Historians will probably debate the consequences of the 2000 Presidential election forever. But one legacy of that contest is already apparent: Lawyers have become a far more important part of the campaign process. This year, both Democrats and Republicans have retained hundreds of attorneys across the country. They are already fighting in swing states over the rules on voter registration, poll identification, and provisional voting — and will be ready to race into court on Nov. 2 should there be any electoral irregularities.
This year’s legal brinksmanship is driven in large part by the closeness of the race and ambiguities in federal election reforms passed in the wake of the 2000 mess. But that doesn’t necessarily mean that it’s a one-time event. Sadly, there’s reason to believe that a permanent change is instead taking place in American politics. Lawyers will no longer be merely marginal players who counsel candidates on arcane campaign finance laws, but key strategic advisers who try to change the rules of the electoral battlefield to favor their clients.
The inescapable truth is that candidates who are aggressively willing to litigate every phase of the voting process — from absentee balloting before election day to the recounts afterwards — can gain a clear edge over opponents. Political law experts interviewed by BusinessWeek estimated this advantage to be as high as one full percentage point. While that’s not enough to lock up most races, it will tilt a lot more of them than you’d guess.

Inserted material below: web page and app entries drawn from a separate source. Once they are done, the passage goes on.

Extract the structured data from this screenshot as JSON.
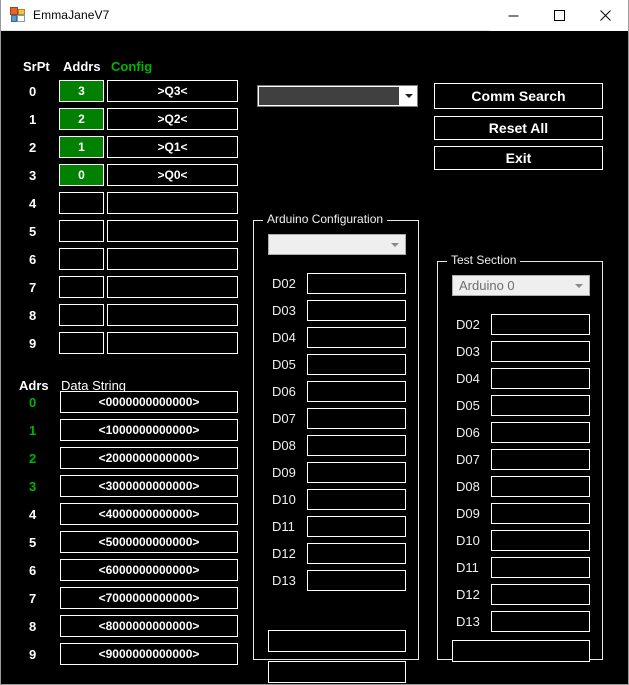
{
  "window": {
    "title": "EmmaJaneV7",
    "icon": "app-form-icon",
    "controls": {
      "minimize": "minimize-icon",
      "maximize": "maximize-icon",
      "close": "close-icon"
    }
  },
  "colors": {
    "background": "#000000",
    "text": "#ffffff",
    "accent_green": "#00b400",
    "fill_green": "#018001",
    "border": "#ffffff",
    "group_border": "#e8e8e8",
    "combo_dark_field": "#404040",
    "combo_light_bg": "#efefef",
    "combo_light_text": "#6d6d6d"
  },
  "srpt_table": {
    "headers": {
      "srpt": "SrPt",
      "addrs": "Addrs",
      "config": "Config"
    },
    "rows": [
      {
        "srpt": "0",
        "addr": "3",
        "addr_filled": true,
        "config": ">Q3<"
      },
      {
        "srpt": "1",
        "addr": "2",
        "addr_filled": true,
        "config": ">Q2<"
      },
      {
        "srpt": "2",
        "addr": "1",
        "addr_filled": true,
        "config": ">Q1<"
      },
      {
        "srpt": "3",
        "addr": "0",
        "addr_filled": true,
        "config": ">Q0<"
      },
      {
        "srpt": "4",
        "addr": "",
        "addr_filled": false,
        "config": ""
      },
      {
        "srpt": "5",
        "addr": "",
        "addr_filled": false,
        "config": ""
      },
      {
        "srpt": "6",
        "addr": "",
        "addr_filled": false,
        "config": ""
      },
      {
        "srpt": "7",
        "addr": "",
        "addr_filled": false,
        "config": ""
      },
      {
        "srpt": "8",
        "addr": "",
        "addr_filled": false,
        "config": ""
      },
      {
        "srpt": "9",
        "addr": "",
        "addr_filled": false,
        "config": ""
      }
    ]
  },
  "data_string_table": {
    "headers": {
      "adrs": "Adrs",
      "data_string": "Data String"
    },
    "rows": [
      {
        "adrs": "0",
        "adrs_green": true,
        "value": "<0000000000000>"
      },
      {
        "adrs": "1",
        "adrs_green": true,
        "value": "<1000000000000>"
      },
      {
        "adrs": "2",
        "adrs_green": true,
        "value": "<2000000000000>"
      },
      {
        "adrs": "3",
        "adrs_green": true,
        "value": "<3000000000000>"
      },
      {
        "adrs": "4",
        "adrs_green": false,
        "value": "<4000000000000>"
      },
      {
        "adrs": "5",
        "adrs_green": false,
        "value": "<5000000000000>"
      },
      {
        "adrs": "6",
        "adrs_green": false,
        "value": "<6000000000000>"
      },
      {
        "adrs": "7",
        "adrs_green": false,
        "value": "<7000000000000>"
      },
      {
        "adrs": "8",
        "adrs_green": false,
        "value": "<8000000000000>"
      },
      {
        "adrs": "9",
        "adrs_green": false,
        "value": "<9000000000000>"
      }
    ]
  },
  "top_combo": {
    "value": "",
    "arrow": "chevron-down-icon"
  },
  "action_buttons": {
    "comm_search": "Comm Search",
    "reset_all": "Reset All",
    "exit": "Exit"
  },
  "arduino_config": {
    "title": "Arduino Configuration",
    "combo_value": "",
    "pins": [
      {
        "label": "D02",
        "value": ""
      },
      {
        "label": "D03",
        "value": ""
      },
      {
        "label": "D04",
        "value": ""
      },
      {
        "label": "D05",
        "value": ""
      },
      {
        "label": "D06",
        "value": ""
      },
      {
        "label": "D07",
        "value": ""
      },
      {
        "label": "D08",
        "value": ""
      },
      {
        "label": "D09",
        "value": ""
      },
      {
        "label": "D10",
        "value": ""
      },
      {
        "label": "D11",
        "value": ""
      },
      {
        "label": "D12",
        "value": ""
      },
      {
        "label": "D13",
        "value": ""
      }
    ],
    "extra_fields": [
      {
        "value": ""
      },
      {
        "value": ""
      }
    ]
  },
  "test_section": {
    "title": "Test Section",
    "combo_value": "Arduino 0",
    "pins": [
      {
        "label": "D02",
        "value": ""
      },
      {
        "label": "D03",
        "value": ""
      },
      {
        "label": "D04",
        "value": ""
      },
      {
        "label": "D05",
        "value": ""
      },
      {
        "label": "D06",
        "value": ""
      },
      {
        "label": "D07",
        "value": ""
      },
      {
        "label": "D08",
        "value": ""
      },
      {
        "label": "D09",
        "value": ""
      },
      {
        "label": "D10",
        "value": ""
      },
      {
        "label": "D11",
        "value": ""
      },
      {
        "label": "D12",
        "value": ""
      },
      {
        "label": "D13",
        "value": ""
      }
    ],
    "extra_fields": [
      {
        "value": ""
      }
    ]
  }
}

As a result, the legal genie has escaped the bottle. There will be much more pressure, in tight races, for politicians at all levels of government to exploit the tactical advantages that can be supplied by aggressive lawyers. In the wake of the Florida recount battle, “it is sort of accepted that people will bring a lawsuit after a close election,” says Kenneth A. Gross, a political law partner at Skadden, Arps, Slate, Meagher & Flom LLP. “In the past, it was sort of taboo, like you were a sore loser.”
The lawyering of American elections could bring vast changes to the political process — just as the arrival of increased litigation permanently changed the health-care system and the workplace. Despite recent reforms, American elections still have an overall error rate of about 1% to 2%, according to Samuel Issacharoff, a specialist in campaign law at Columbia Law School. So if armies of attorneys start scrutinizing close races in search of problems, they’ll find them.